, 429 (Tenn. 2018) (citing State v. Irick,
, 376 (Tenn. Crim. App. 1993)). “An abuse of discretion occurs when the trial court applies incorrect legal standards, reaches an illogical conclusion, bases its decision on a clearly erroneous assessment of the evidence, or employs reasoning that causes an injustice to the complaining party.” West v. Schofield,
, 120 (Tenn. 2015) (citing State v. Banks,
, 116 (Tenn. 2008)). Where, as in this case, a defendant pleads guilty without an agreement as to sentencing pursuant to Rule 11(c)(1)(B) and later files a Rule 35 motion to reduce the sentence that the trial court imposed for the plea offense, the defendant is not required to make any particular showing in support of the motion.
. “In these circumstances, Rule 35 functions simply as a second opportunity for a defendant to make a plea for leniency.”
The trial court is afforded broad discretion in determining whether reduction of the initial sentence is appropriate in the interest of justice.
It is clear from the record that the trial court viewed Defendant’s Rule 35 motion as a request that it reconsider its sentencing decision and modify Defendant’s sentence to probation or community corrections. The trial court explained that it had re-examined the facts of the case and the applicable sentencing factors. The court also reviewed the transcript of the sentencing hearing, the papers filed by the parties, and the arguments of counsel. However, the trial court found that it would not be in the interests of justice to grant the Rule 35 motion. Upon review, Defendant has failed to establish that the trial court abused its discretion. See

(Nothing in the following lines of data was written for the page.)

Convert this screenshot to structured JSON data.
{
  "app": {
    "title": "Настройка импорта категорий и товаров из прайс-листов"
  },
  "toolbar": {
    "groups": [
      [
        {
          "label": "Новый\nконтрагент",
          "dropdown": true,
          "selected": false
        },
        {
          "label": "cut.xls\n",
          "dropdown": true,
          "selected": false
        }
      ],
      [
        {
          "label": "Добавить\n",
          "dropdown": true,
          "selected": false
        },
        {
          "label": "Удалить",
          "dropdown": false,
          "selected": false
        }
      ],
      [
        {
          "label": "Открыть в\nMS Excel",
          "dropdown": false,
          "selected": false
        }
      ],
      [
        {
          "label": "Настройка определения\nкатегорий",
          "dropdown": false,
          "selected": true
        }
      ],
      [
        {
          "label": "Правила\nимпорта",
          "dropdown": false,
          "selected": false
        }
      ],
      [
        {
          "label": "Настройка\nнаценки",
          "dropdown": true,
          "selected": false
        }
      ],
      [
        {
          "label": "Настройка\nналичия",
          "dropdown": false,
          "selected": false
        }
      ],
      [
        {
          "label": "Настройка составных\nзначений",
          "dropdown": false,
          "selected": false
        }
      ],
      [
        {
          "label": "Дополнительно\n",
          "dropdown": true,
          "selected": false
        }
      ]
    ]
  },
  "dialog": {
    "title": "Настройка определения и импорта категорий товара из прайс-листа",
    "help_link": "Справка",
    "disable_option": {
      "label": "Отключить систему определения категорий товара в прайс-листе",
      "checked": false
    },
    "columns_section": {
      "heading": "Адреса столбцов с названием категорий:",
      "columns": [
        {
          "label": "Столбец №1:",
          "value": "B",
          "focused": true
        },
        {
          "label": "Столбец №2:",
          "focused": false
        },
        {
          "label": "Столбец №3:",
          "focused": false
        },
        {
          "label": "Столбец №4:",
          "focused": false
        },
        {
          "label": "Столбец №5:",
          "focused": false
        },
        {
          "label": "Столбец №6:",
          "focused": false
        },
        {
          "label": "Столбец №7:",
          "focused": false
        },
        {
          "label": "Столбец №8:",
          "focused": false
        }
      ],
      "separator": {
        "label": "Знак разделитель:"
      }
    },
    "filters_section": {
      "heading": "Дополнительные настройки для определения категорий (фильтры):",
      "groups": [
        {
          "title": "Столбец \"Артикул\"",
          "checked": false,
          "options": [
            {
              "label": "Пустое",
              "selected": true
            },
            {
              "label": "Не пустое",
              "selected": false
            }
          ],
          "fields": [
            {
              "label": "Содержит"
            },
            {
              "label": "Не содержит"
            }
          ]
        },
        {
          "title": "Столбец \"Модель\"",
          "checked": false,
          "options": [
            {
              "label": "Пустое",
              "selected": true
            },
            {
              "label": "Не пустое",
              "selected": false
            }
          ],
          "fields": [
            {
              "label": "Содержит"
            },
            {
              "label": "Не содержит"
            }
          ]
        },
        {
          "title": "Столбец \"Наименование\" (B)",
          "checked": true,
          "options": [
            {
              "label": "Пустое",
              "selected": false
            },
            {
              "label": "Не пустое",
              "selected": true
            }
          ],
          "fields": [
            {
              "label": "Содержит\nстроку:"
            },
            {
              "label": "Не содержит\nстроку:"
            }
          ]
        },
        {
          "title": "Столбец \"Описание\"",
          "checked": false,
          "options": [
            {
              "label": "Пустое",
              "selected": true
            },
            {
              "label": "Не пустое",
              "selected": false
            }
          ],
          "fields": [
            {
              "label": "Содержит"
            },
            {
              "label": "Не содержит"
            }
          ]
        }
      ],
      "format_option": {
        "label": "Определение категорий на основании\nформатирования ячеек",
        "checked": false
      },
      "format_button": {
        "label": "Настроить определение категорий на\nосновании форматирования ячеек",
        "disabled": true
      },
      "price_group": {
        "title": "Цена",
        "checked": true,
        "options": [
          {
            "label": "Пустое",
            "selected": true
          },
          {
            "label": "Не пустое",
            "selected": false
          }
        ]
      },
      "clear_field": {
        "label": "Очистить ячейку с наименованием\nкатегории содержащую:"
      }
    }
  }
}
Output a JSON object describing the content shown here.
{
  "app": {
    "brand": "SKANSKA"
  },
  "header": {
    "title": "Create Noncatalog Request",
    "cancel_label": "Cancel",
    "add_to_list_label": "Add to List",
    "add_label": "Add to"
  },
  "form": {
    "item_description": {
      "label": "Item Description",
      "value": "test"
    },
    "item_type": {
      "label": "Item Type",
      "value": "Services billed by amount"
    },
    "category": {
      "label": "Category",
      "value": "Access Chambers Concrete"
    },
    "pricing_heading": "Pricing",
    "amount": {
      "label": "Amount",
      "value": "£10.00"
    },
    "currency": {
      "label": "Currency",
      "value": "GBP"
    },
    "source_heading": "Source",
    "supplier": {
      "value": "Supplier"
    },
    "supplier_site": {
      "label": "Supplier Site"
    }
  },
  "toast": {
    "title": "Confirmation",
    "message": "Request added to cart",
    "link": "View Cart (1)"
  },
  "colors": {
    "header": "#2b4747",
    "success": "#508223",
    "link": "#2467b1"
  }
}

. Accordingly, Defendant is not entitled to relief. III. Conclusion For these reasons, we affirm the judgments of the trial court. ____________________________________ ROBERT L. HOLLOWAY, JR., JUDGE - 15 -